The El-Niño Southern Oscillation (ENSO) is the preeminent mode of global climate variability on timescales of months to several years. El Niño events cause temporary elevations in global average temperatures, and in the context of background global warming from increasing greenhouse gas concentrations, El Niño events are often associated with setting new global temperature records. El Niños cause warmer than typical global average temperatures because they are associated with a great amount of heat release from the equatorial Pacific to the atmosphere which is then distributed globally. This release of heat also imprints on the structure of the atmosphere and shifts the tendencies of typical atmospheric circulations. In certain locations, advection from climatologically colder locations (e.g., flow from the north in the Northern Hemisphere) becomes more prominent than normal during El Niño events which can cause a local tendency for temperatures to cool during El Niños, despite elevated temperatures globally. The large scale atmospheric circulation is also influenced by the state of ENSO differently depending on the time of the year.
This all means that if you want to translate the state of ENSO into a seasonal forecast (e.g., a forecast for 3-month average temperatures) at a particular location, you have to be careful to examine both the specific relationship between ENSO and climate variability at the location you are interested in as well as how that relationship depends on the time of the year.

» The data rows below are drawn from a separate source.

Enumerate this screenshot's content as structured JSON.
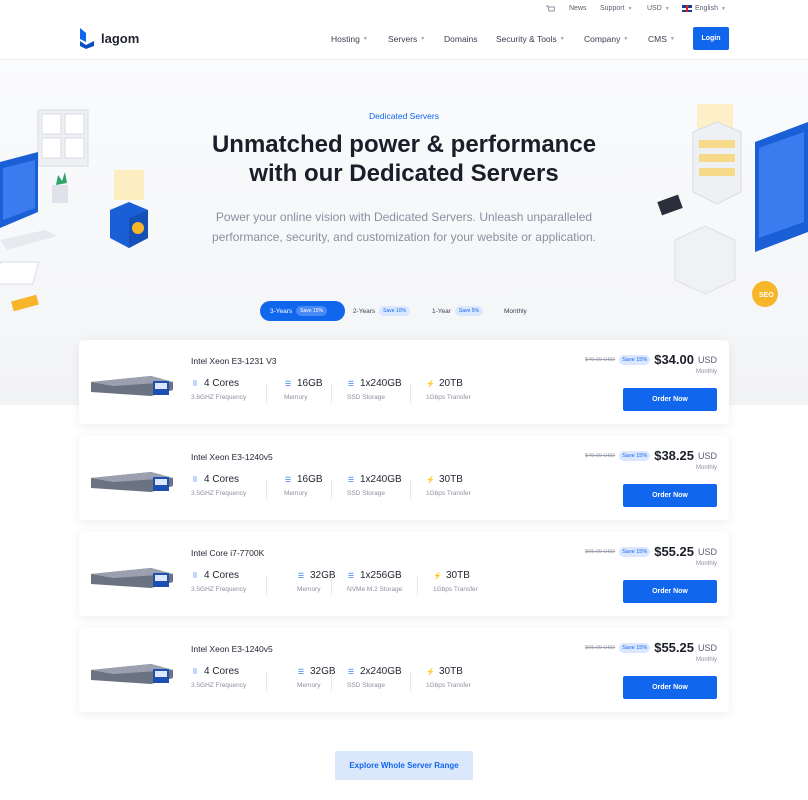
{
  "topbar": {
    "news": "News",
    "support": "Support",
    "currency": "USD",
    "language": "English"
  },
  "brand": {
    "name": "lagom",
    "accent": "#1166ee"
  },
  "nav": {
    "items": [
      "Hosting",
      "Servers",
      "Domains",
      "Security & Tools",
      "Company",
      "CMS"
    ],
    "login": "Login"
  },
  "hero": {
    "eyebrow": "Dedicated Servers",
    "title_line1": "Unmatched power & performance",
    "title_line2": "with our Dedicated Servers",
    "subtitle_line1": "Power your online vision with Dedicated Servers. Unleash unparalleled",
    "subtitle_line2": "performance, security, and customization for your website or application."
  },
  "periods": [
    {
      "label": "3-Years",
      "save": "Save 15%",
      "active": true
    },
    {
      "label": "2-Years",
      "save": "Save 10%",
      "active": false
    },
    {
      "label": "1-Year",
      "save": "Save 5%",
      "active": false
    },
    {
      "label": "Monthly",
      "save": "",
      "active": false
    }
  ],
  "servers": [
    {
      "name": "Intel Xeon E3-1231 V3",
      "specs": [
        {
          "value": "4 Cores",
          "label": "3.6GHZ Frequency"
        },
        {
          "value": "16GB",
          "label": "Memory"
        },
        {
          "value": "1x240GB",
          "label": "SSD Storage"
        },
        {
          "value": "20TB",
          "label": "1Gbps Transfer"
        }
      ],
      "old_price": "$40.00 USD",
      "save": "Save 15%",
      "price": "$34.00",
      "currency": "USD",
      "period": "Monthly",
      "button": "Order Now"
    },
    {
      "name": "Intel Xeon E3-1240v5",
      "specs": [
        {
          "value": "4 Cores",
          "label": "3.5GHZ Frequency"
        },
        {
          "value": "16GB",
          "label": "Memory"
        },
        {
          "value": "1x240GB",
          "label": "SSD Storage"
        },
        {
          "value": "30TB",
          "label": "1Gbps Transfer"
        }
      ],
      "old_price": "$49.00 USD",
      "save": "Save 15%",
      "price": "$38.25",
      "currency": "USD",
      "period": "Monthly",
      "button": "Order Now"
    },
    {
      "name": "Intel Core i7-7700K",
      "specs": [
        {
          "value": "4 Cores",
          "label": "3.5GHZ Frequency"
        },
        {
          "value": "32GB",
          "label": "Memory"
        },
        {
          "value": "1x256GB",
          "label": "NVMe M.2 Storage"
        },
        {
          "value": "30TB",
          "label": "1Gbps Transfer"
        }
      ],
      "old_price": "$65.00 USD",
      "save": "Save 15%",
      "price": "$55.25",
      "currency": "USD",
      "period": "Monthly",
      "button": "Order Now"
    },
    {
      "name": "Intel Xeon E3-1240v5",
      "specs": [
        {
          "value": "4 Cores",
          "label": "3.5GHZ Frequency"
        },
        {
          "value": "32GB",
          "label": "Memory"
        },
        {
          "value": "2x240GB",
          "label": "SSD Storage"
        },
        {
          "value": "30TB",
          "label": "1Gbps Transfer"
        }
      ],
      "old_price": "$65.00 USD",
      "save": "Save 15%",
      "price": "$55.25",
      "currency": "USD",
      "period": "Monthly",
      "button": "Order Now"
    }
  ],
  "explore": "Explore Whole Server Range",
  "deco_badge": "SEO"
}
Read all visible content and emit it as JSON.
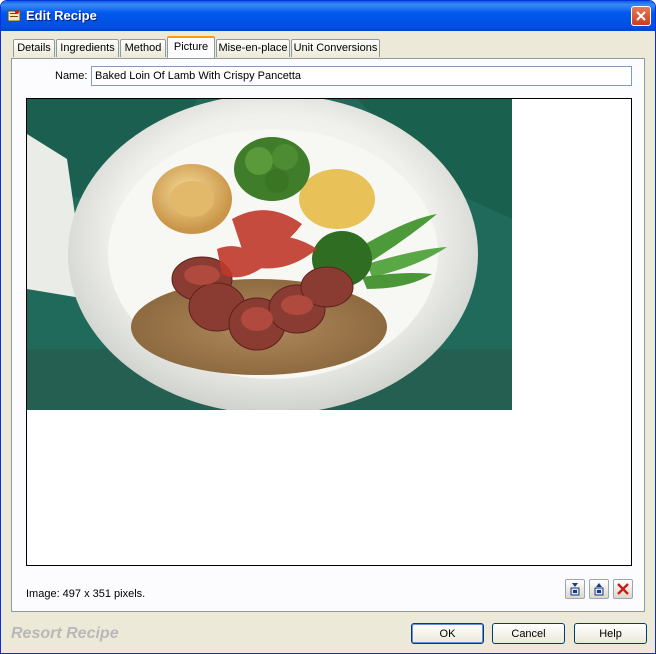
{
  "window": {
    "title": "Edit Recipe"
  },
  "tabs": [
    "Details",
    "Ingredients",
    "Method",
    "Picture",
    "Mise-en-place",
    "Unit Conversions"
  ],
  "active_tab": "Picture",
  "name": {
    "label": "Name:",
    "value": "Baked Loin Of Lamb With Crispy Pancetta"
  },
  "image": {
    "info": "Image: 497 x 351 pixels."
  },
  "image_buttons": [
    "load-image-icon",
    "copy-image-icon",
    "delete-image-icon"
  ],
  "brand": "Resort Recipe",
  "buttons": {
    "ok": "OK",
    "cancel": "Cancel",
    "help": "Help"
  },
  "colors": {
    "titlebar": "#0058ee",
    "tab_highlight": "#ff9c00",
    "window_bg": "#ece9d8"
  }
}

This is the purpose of the Simple ENSO Regression Forecast (SERF).
The SERF is based on an ensemble of dynamical and statistical model forecasts that predict the future state of ENSO, combined with the historical relationships between the state of ENSO and concurrent local surface air temperature departures from average (as a function of location and time of the year).
At ClimateAi, we are developing considerably more sophisticated machine learning techniques for application to seasonal forecasting that are able to achieve enhanced skill over this simple method. Nevertheless, this simple method is transparent and serves as a useful benchmark for more sophisticated methods to be compared to.
Below is the Simple ENSO Regression Forecast (SERF) for the 2019 Northern Hemisphere summer and Southern Hemisphere winter (June-July-August 2019). A weak El-Niño like state is expected to persist throughout the upcoming season. This translates into an expectation for below normal temperatures over northern/central Canada, the US upper Midwest and much of Russia. Above average temperatures are expected over the US Pacific Northwest, Mexico, much of South America, Africa, India, the Middle East and Europe (see Figure 1 and Figure 2 below). One reason that the tropics shows more consistent warming is that the background global warming has a higher signal-to-noise ratio there which means it is more likely that any given season will be above its 1971-2000 average, regardless of the state of ENSO.
Figure 1. Top) SERF forecast of the average temperature for June-July-August 2019 relative to the long term average (from 1971-2000) for each location. Bottom) Chance that the average temperature over June-July-August will be above the long term average (from 1971-2000) for June-July-August at that location.
Figure 2. Same as the bottom of figure 1 but zoomed in to particular regions.